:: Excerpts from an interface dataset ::
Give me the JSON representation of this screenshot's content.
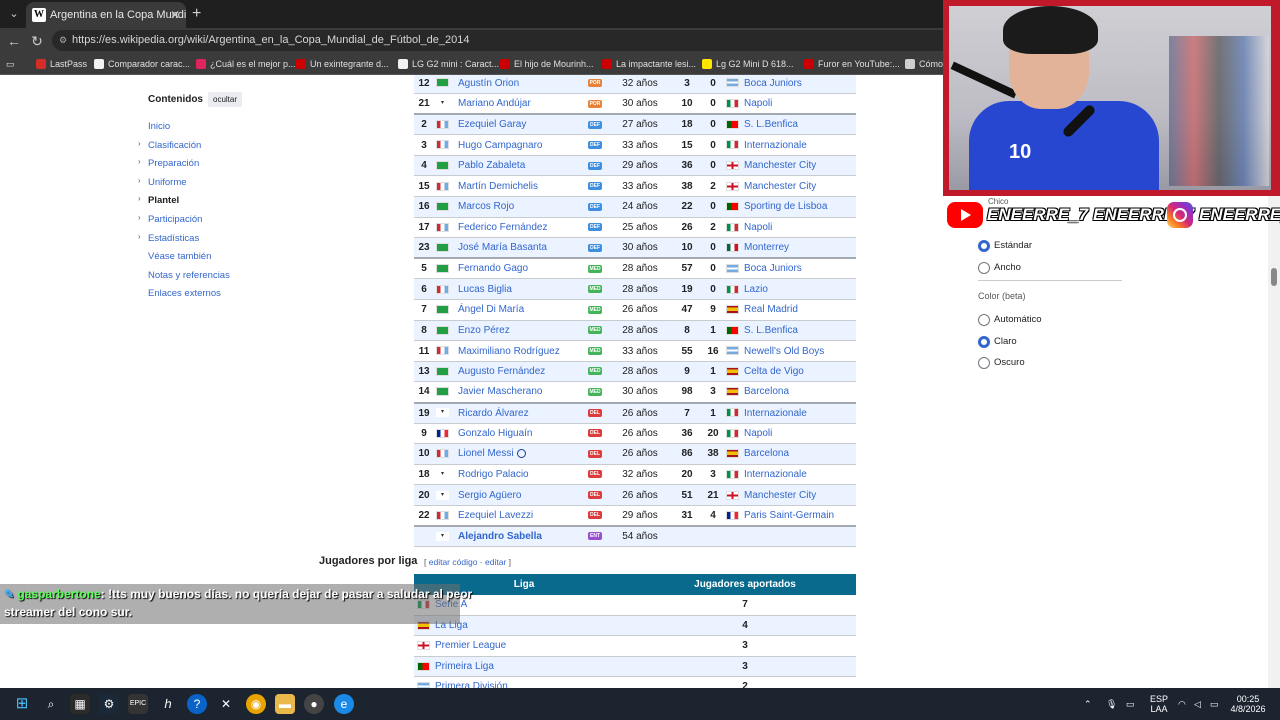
{
  "browser": {
    "tab_title": "Argentina en la Copa Mundial de",
    "tab_favicon": "W",
    "url": "https://es.wikipedia.org/wiki/Argentina_en_la_Copa_Mundial_de_Fútbol_de_2014",
    "bookmarks": [
      {
        "label": "LastPass",
        "color": "#d32d27"
      },
      {
        "label": "Comparador carac...",
        "color": "#f2f2f2"
      },
      {
        "label": "¿Cuál es el mejor p...",
        "color": "#e0245e"
      },
      {
        "label": "Un exintegrante d...",
        "color": "#cc0000"
      },
      {
        "label": "LG G2 mini : Caract...",
        "color": "#f2f2f2"
      },
      {
        "label": "El hijo de Mourinh...",
        "color": "#cc0000"
      },
      {
        "label": "La impactante lesi...",
        "color": "#cc0000"
      },
      {
        "label": "Lg G2 Mini D 618...",
        "color": "#ffe600"
      },
      {
        "label": "Furor en YouTube:...",
        "color": "#cc0000"
      },
      {
        "label": "Cómo",
        "color": "#cfcfcf"
      }
    ]
  },
  "toc": {
    "title": "Contenidos",
    "hide_label": "ocultar",
    "items": [
      {
        "label": "Inicio",
        "arrow": false,
        "active": false
      },
      {
        "label": "Clasificación",
        "arrow": true,
        "active": false
      },
      {
        "label": "Preparación",
        "arrow": true,
        "active": false
      },
      {
        "label": "Uniforme",
        "arrow": true,
        "active": false
      },
      {
        "label": "Plantel",
        "arrow": true,
        "active": true
      },
      {
        "label": "Participación",
        "arrow": true,
        "active": false
      },
      {
        "label": "Estadísticas",
        "arrow": true,
        "active": false
      },
      {
        "label": "Véase también",
        "arrow": false,
        "active": false
      },
      {
        "label": "Notas y referencias",
        "arrow": false,
        "active": false
      },
      {
        "label": "Enlaces externos",
        "arrow": false,
        "active": false
      }
    ]
  },
  "positions": {
    "POR": "#e8823a",
    "DEF": "#3e8fe0",
    "MED": "#45b35a",
    "DEL": "#dc3c3c",
    "ENT": "#9a4fd1"
  },
  "squad": [
    {
      "num": "12",
      "name": "Agustín Orion",
      "pos": "POR",
      "age": "32 años",
      "caps": "3",
      "goals": "0",
      "club": "Boca Juniors",
      "club_flag": "arg",
      "group_start": false,
      "alt": true
    },
    {
      "num": "21",
      "name": "Mariano Andújar",
      "pos": "POR",
      "age": "30 años",
      "caps": "10",
      "goals": "0",
      "club": "Napoli",
      "club_flag": "ita",
      "group_start": false,
      "alt": false
    },
    {
      "num": "2",
      "name": "Ezequiel Garay",
      "pos": "DEF",
      "age": "27 años",
      "caps": "18",
      "goals": "0",
      "club": "S. L.Benfica",
      "club_flag": "por",
      "group_start": true,
      "alt": true
    },
    {
      "num": "3",
      "name": "Hugo Campagnaro",
      "pos": "DEF",
      "age": "33 años",
      "caps": "15",
      "goals": "0",
      "club": "Internazionale",
      "club_flag": "ita",
      "group_start": false,
      "alt": false
    },
    {
      "num": "4",
      "name": "Pablo Zabaleta",
      "pos": "DEF",
      "age": "29 años",
      "caps": "36",
      "goals": "0",
      "club": "Manchester City",
      "club_flag": "eng",
      "group_start": false,
      "alt": true
    },
    {
      "num": "15",
      "name": "Martín Demichelis",
      "pos": "DEF",
      "age": "33 años",
      "caps": "38",
      "goals": "2",
      "club": "Manchester City",
      "club_flag": "eng",
      "group_start": false,
      "alt": false
    },
    {
      "num": "16",
      "name": "Marcos Rojo",
      "pos": "DEF",
      "age": "24 años",
      "caps": "22",
      "goals": "0",
      "club": "Sporting de Lisboa",
      "club_flag": "por",
      "group_start": false,
      "alt": true
    },
    {
      "num": "17",
      "name": "Federico Fernández",
      "pos": "DEF",
      "age": "25 años",
      "caps": "26",
      "goals": "2",
      "club": "Napoli",
      "club_flag": "ita",
      "group_start": false,
      "alt": false
    },
    {
      "num": "23",
      "name": "José María Basanta",
      "pos": "DEF",
      "age": "30 años",
      "caps": "10",
      "goals": "0",
      "club": "Monterrey",
      "club_flag": "mex",
      "group_start": false,
      "alt": true
    },
    {
      "num": "5",
      "name": "Fernando Gago",
      "pos": "MED",
      "age": "28 años",
      "caps": "57",
      "goals": "0",
      "club": "Boca Juniors",
      "club_flag": "arg",
      "group_start": true,
      "alt": false
    },
    {
      "num": "6",
      "name": "Lucas Biglia",
      "pos": "MED",
      "age": "28 años",
      "caps": "19",
      "goals": "0",
      "club": "Lazio",
      "club_flag": "ita",
      "group_start": false,
      "alt": true
    },
    {
      "num": "7",
      "name": "Ángel Di María",
      "pos": "MED",
      "age": "26 años",
      "caps": "47",
      "goals": "9",
      "club": "Real Madrid",
      "club_flag": "esp",
      "group_start": false,
      "alt": false
    },
    {
      "num": "8",
      "name": "Enzo Pérez",
      "pos": "MED",
      "age": "28 años",
      "caps": "8",
      "goals": "1",
      "club": "S. L.Benfica",
      "club_flag": "por",
      "group_start": false,
      "alt": true
    },
    {
      "num": "11",
      "name": "Maximiliano Rodríguez",
      "pos": "MED",
      "age": "33 años",
      "caps": "55",
      "goals": "16",
      "club": "Newell's Old Boys",
      "club_flag": "arg",
      "group_start": false,
      "alt": false
    },
    {
      "num": "13",
      "name": "Augusto Fernández",
      "pos": "MED",
      "age": "28 años",
      "caps": "9",
      "goals": "1",
      "club": "Celta de Vigo",
      "club_flag": "esp",
      "group_start": false,
      "alt": true
    },
    {
      "num": "14",
      "name": "Javier Mascherano",
      "pos": "MED",
      "age": "30 años",
      "caps": "98",
      "goals": "3",
      "club": "Barcelona",
      "club_flag": "esp",
      "group_start": false,
      "alt": false
    },
    {
      "num": "19",
      "name": "Ricardo Álvarez",
      "pos": "DEL",
      "age": "26 años",
      "caps": "7",
      "goals": "1",
      "club": "Internazionale",
      "club_flag": "ita",
      "group_start": true,
      "alt": true
    },
    {
      "num": "9",
      "name": "Gonzalo Higuaín",
      "pos": "DEL",
      "age": "26 años",
      "caps": "36",
      "goals": "20",
      "club": "Napoli",
      "club_flag": "ita",
      "group_start": false,
      "alt": false
    },
    {
      "num": "10",
      "name": "Lionel Messi",
      "pos": "DEL",
      "age": "26 años",
      "caps": "86",
      "goals": "38",
      "club": "Barcelona",
      "club_flag": "esp",
      "group_start": false,
      "alt": true,
      "captain": true
    },
    {
      "num": "18",
      "name": "Rodrigo Palacio",
      "pos": "DEL",
      "age": "32 años",
      "caps": "20",
      "goals": "3",
      "club": "Internazionale",
      "club_flag": "ita",
      "group_start": false,
      "alt": false
    },
    {
      "num": "20",
      "name": "Sergio Agüero",
      "pos": "DEL",
      "age": "26 años",
      "caps": "51",
      "goals": "21",
      "club": "Manchester City",
      "club_flag": "eng",
      "group_start": false,
      "alt": true
    },
    {
      "num": "22",
      "name": "Ezequiel Lavezzi",
      "pos": "DEL",
      "age": "29 años",
      "caps": "31",
      "goals": "4",
      "club": "Paris Saint-Germain",
      "club_flag": "fra",
      "group_start": false,
      "alt": false
    },
    {
      "num": "",
      "name": "Alejandro Sabella",
      "pos": "ENT",
      "age": "54 años",
      "caps": "",
      "goals": "",
      "club": "",
      "club_flag": "",
      "group_start": true,
      "alt": true,
      "coach": true
    }
  ],
  "league_section": {
    "title": "Jugadores por liga",
    "edit_open": "[",
    "edit_code": "editar código",
    "edit_sep": " · ",
    "edit": "editar",
    "edit_close": "]",
    "col_league": "Liga",
    "col_players": "Jugadores aportados",
    "rows": [
      {
        "league": "Serie A",
        "flag": "ita",
        "count": "7",
        "alt": false
      },
      {
        "league": "La Liga",
        "flag": "esp",
        "count": "4",
        "alt": true
      },
      {
        "league": "Premier League",
        "flag": "eng",
        "count": "3",
        "alt": false
      },
      {
        "league": "Primeira Liga",
        "flag": "por",
        "count": "3",
        "alt": true
      },
      {
        "league": "Primera División",
        "flag": "arg",
        "count": "2",
        "alt": false
      }
    ]
  },
  "chat": {
    "user": "gasparbertone",
    "message_line1": ": !tts muy buenos días. no quería dejar de pasar a saludar al peor",
    "message_line2": "streamer del cono sur."
  },
  "appearance": {
    "partial_top": "Chico",
    "width_options": [
      {
        "label": "Estándar",
        "selected": true
      },
      {
        "label": "Ancho",
        "selected": false
      }
    ],
    "color_heading": "Color (beta)",
    "color_options": [
      {
        "label": "Automático",
        "selected": false
      },
      {
        "label": "Claro",
        "selected": true
      },
      {
        "label": "Oscuro",
        "selected": false
      }
    ]
  },
  "overlay": {
    "handle": "ENEERRE_7"
  },
  "taskbar": {
    "lang_line1": "ESP",
    "lang_line2": "LAA",
    "time": "00:25",
    "date": "4/8/2026"
  }
}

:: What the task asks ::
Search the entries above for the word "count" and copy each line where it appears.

:: Answer to this task ::
        "count": "7",
        "count": "4",
        "count": "3",
        "count": "3",
        "count": "2",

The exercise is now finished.